The year 2013 has not been an easy one for President Barack Obama. A formerly friendly media has started to ask hard questions, his supporters on the left accuse him of following the policy pathways of George W. Bush, and the right excoriates him for, well, living.
Things are not completely gloomy, however – the President has followed up on his seminal April 2009 speech on nuclear disarmament in Prague with a call in June from Berlin for further reductions to nuclear arsenals. That speech included a call for further reductions in deployed strategic nuclear weapons by the U.S. and the Russian Federation, as well as an intention to “seek bold reductions in U.S. and Russian tactical weapons in Europe.” This is significant: the U.S. has never attempted to negotiate controls on this class of weapon, and interested parties the world over will be watching Washington, Moscow and Brussels carefully for signs of progress. There are powerful interests that must be overcome first, however, demanding strong leadership by President Obama.

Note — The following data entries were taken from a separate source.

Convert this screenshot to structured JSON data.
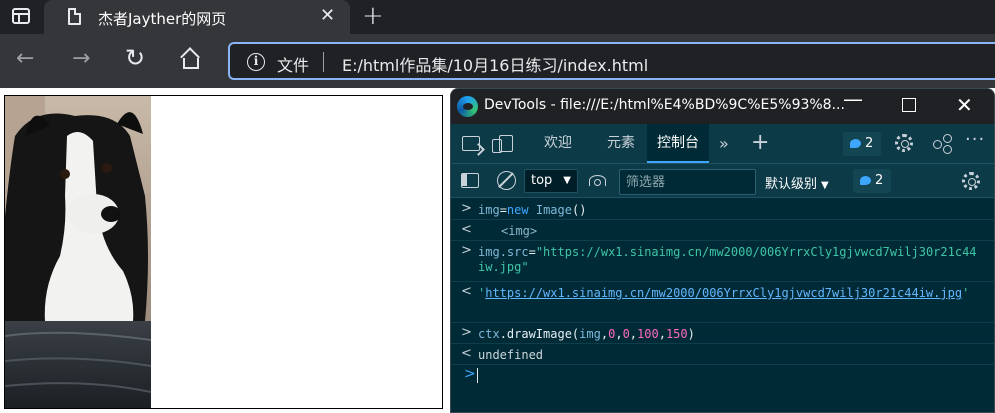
{
  "browser": {
    "tab": {
      "title": "杰者Jayther的网页"
    },
    "address_bar": {
      "label": "文件",
      "url": "E:/html作品集/10月16日练习/index.html"
    }
  },
  "devtools": {
    "window_title": "DevTools - file:///E:/html%E4%BD%9C%E5%93%8...",
    "tabs": [
      "欢迎",
      "元素",
      "控制台"
    ],
    "active_tab": "控制台",
    "issues_count": "2",
    "context": "top",
    "filter_placeholder": "筛选器",
    "log_level": "默认级别",
    "filter_issues_count": "2"
  },
  "console": {
    "lines": [
      {
        "gutter": ">",
        "var": "img",
        "eq": "=",
        "kw1": "new",
        "kw2": "Image",
        "rest": "()"
      },
      {
        "gutter": "<",
        "value": "<img>"
      },
      {
        "gutter": ">",
        "var": "img",
        "prop": ".src",
        "eq": "=",
        "str": "\"https://wx1.sinaimg.cn/mw2000/006YrrxCly1gjvwcd7wilj30r21c44iw.jpg\""
      },
      {
        "gutter": "<",
        "q1": "'",
        "link": "https://wx1.sinaimg.cn/mw2000/006YrrxCly1gjvwcd7wilj30r21c44iw.jpg",
        "q2": "'"
      },
      {
        "gutter": ">",
        "var": "ctx",
        "method": ".drawImage(",
        "arg1": "img",
        "sep1": ",",
        "n1": "0",
        "sep2": ",",
        "n2": "0",
        "sep3": ",",
        "n3": "100",
        "sep4": ",",
        "n4": "150",
        "close": ")"
      },
      {
        "gutter": "<",
        "value": "undefined"
      }
    ],
    "prompt": ">"
  },
  "colors": {
    "browser_frame": "#202124",
    "toolbar": "#35363a",
    "devtools_bg": "#002b36",
    "devtools_bar": "#0d3a47",
    "accent": "#3ea6ff"
  }
}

The U.S. maintains some 180 nuclear weapons in Europe, hosted by five NATO allies: Belgium, Germany, Italy, the Netherlands and Turkey. The northernmost three host nations are keen for domestic political reasons to remove U.S. B61 nuclear gravity bombs from their territory, and public support for their presence is also low in Italy and Turkey. Pollsters in 2006 found that only 36% of host-nation citizens knew American nuclear weapons were present in their country; when so informed, almost 70% called for their removal.

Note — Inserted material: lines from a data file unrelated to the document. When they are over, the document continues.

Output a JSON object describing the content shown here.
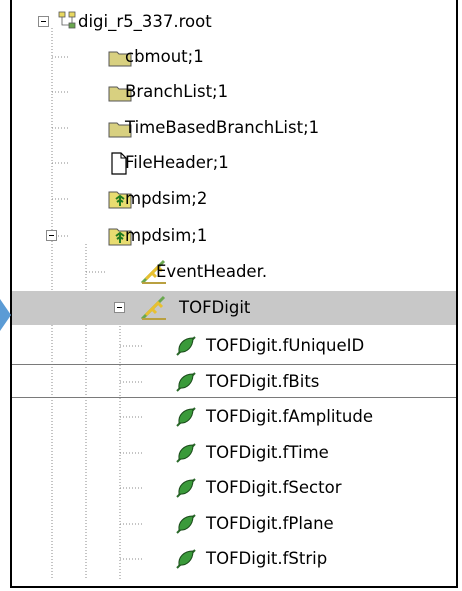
{
  "tree": {
    "root": {
      "label": "digi_r5_337.root",
      "icon": "root-file-icon"
    },
    "items": [
      {
        "label": "cbmout;1",
        "icon": "folder-icon"
      },
      {
        "label": "BranchList;1",
        "icon": "folder-icon"
      },
      {
        "label": "TimeBasedBranchList;1",
        "icon": "folder-icon"
      },
      {
        "label": "FileHeader;1",
        "icon": "document-icon"
      },
      {
        "label": "mpdsim;2",
        "icon": "tree-folder-icon"
      },
      {
        "label": "mpdsim;1",
        "icon": "tree-folder-icon"
      },
      {
        "label": "EventHeader.",
        "icon": "branch-icon"
      },
      {
        "label": "TOFDigit",
        "icon": "branch-icon"
      },
      {
        "label": "TOFDigit.fUniqueID",
        "icon": "leaf-icon"
      },
      {
        "label": "TOFDigit.fBits",
        "icon": "leaf-icon"
      },
      {
        "label": "TOFDigit.fAmplitude",
        "icon": "leaf-icon"
      },
      {
        "label": "TOFDigit.fTime",
        "icon": "leaf-icon"
      },
      {
        "label": "TOFDigit.fSector",
        "icon": "leaf-icon"
      },
      {
        "label": "TOFDigit.fPlane",
        "icon": "leaf-icon"
      },
      {
        "label": "TOFDigit.fStrip",
        "icon": "leaf-icon"
      }
    ]
  },
  "colors": {
    "selection": "#c8c8c8",
    "pointer_arrow": "#5b9bd5",
    "folder": "#d8d080"
  }
}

Support might be higher if the B61 made military sense, but it lacks the fundamental feature of a nuclear deterrent: credibility. NATO pilots concede a B61 mission, undertaken in aging, non-stealthy fighter-bombers with limited range, would amount to suicide. Nor do the Russians fear the B61 “deterrent” force – their concerns are for advanced American precision-guided conventional weapons, and for NATO’s deployment of U.S. ballistic missile defence technology in Europe.

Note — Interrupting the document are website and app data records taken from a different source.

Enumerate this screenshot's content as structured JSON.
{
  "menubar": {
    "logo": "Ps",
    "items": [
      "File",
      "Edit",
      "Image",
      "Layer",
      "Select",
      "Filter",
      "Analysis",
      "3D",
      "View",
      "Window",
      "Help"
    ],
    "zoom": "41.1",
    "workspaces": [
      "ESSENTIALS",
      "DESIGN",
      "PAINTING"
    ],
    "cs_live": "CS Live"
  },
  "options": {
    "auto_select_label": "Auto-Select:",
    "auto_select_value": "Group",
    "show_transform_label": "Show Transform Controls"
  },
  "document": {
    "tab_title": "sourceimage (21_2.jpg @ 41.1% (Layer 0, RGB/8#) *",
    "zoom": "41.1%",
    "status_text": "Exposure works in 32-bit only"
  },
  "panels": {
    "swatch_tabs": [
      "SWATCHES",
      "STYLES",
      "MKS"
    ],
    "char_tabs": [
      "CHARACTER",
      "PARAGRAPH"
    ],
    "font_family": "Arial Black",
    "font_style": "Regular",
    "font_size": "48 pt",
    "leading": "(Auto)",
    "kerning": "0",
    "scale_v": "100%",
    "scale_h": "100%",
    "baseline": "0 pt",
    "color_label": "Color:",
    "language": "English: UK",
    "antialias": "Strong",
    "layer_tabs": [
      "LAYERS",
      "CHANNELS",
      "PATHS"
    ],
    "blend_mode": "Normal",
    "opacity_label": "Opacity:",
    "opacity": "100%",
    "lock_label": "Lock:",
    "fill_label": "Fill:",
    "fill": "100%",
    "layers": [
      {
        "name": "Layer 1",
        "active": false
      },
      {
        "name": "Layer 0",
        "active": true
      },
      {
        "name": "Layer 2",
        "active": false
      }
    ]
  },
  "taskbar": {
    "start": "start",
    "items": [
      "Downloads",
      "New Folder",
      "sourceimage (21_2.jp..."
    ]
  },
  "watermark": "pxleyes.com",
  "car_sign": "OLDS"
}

For distinct political reasons, several NATO allies are opposed to changes in the nuclear status quo. The former Soviet republics Estonia, Latvia and Lithuania fear Russian coercion. Poland has similar fears, although it actively seeks NATO negotiations with Russia for mutual reductions of these weapons. France, resolutely committed to maintaining nuclear deterrence, fears that the removal of U.S. B61s from Europe will reward and encourage anti-nuclear sentiment among NATO allies and leave its own air-to-surface missiles as the only short-range nuclear weapons in Europe (both France and the United Kingdom possess submarine-launched nuclear missiles).
These concerns are unfounded. NATO allies agree that U.S. strategic nuclear forces (nuclear-armed missiles based in the U.S. and on its nuclear submarines) offer the “supreme guarantee” of their security. They even concede that the only potential use of the B61 is political, i.e. reassuring nervous allies that U.S. security guarantees under Article 5 of the North Atlantic Treaty still mean something. Nevertheless, the nuclear-sharing conservatives within NATO have so far thwarted every effort by those who would reduce or eliminate the B61 presence in Europe. Instead, when change comes, it will be driven by one of two forces: a decision for removal by one or more of the B61 host nations; or as so often in NATO history, American political leadership, which has so far been sadly lacking in NATO nuclear-sharing debates.
Those who remember President Obama’s bold call from Prague in April 2009 for a world free of nuclear weapons have been puzzled by the lack of U.S. leadership at NATO on this issue. An examination of recent-year U.S. military budget requests, even the unclassified public versions, offers some strong clues, however. At a time when drastic budget cuts threaten almost all U.S. military operations and procurement strategies, the B61 is due for a + billion “life extension program” that will do far more than “maintain a credible nuclear deterrent without producing new weapons” as the U.S. National Nuclear Security Administration claims: it will in fact create a precision-guided nuclear gravity bomb, a global first.
The reason for the secrecy behind this agenda is simple – new nuclear weapons have been forbidden by U.S. policy since 2010. The so-called life extension program for the B61 is in fact a multi-billion dollar attempt by the U.S. Departments of Defense and Energy to evade presidential policy. Resistance by NATO allies to eliminating B61 nuclear bombs from Europe can be overcome with firm leadership, tact and diplomacy; but the stealth campaign to thwart President Obama’s Prague agenda threatens to push meaningful nuclear reductions into the very distant future, indeed.
It therefore behoves those who believe in the vision of a world free of nuclear weapons to lend their support to President Obama during his final years in office – there being no guarantee that the next resident at 1600 Pennsylvania Avenue will be such a firm supporter of nuclear disarmament.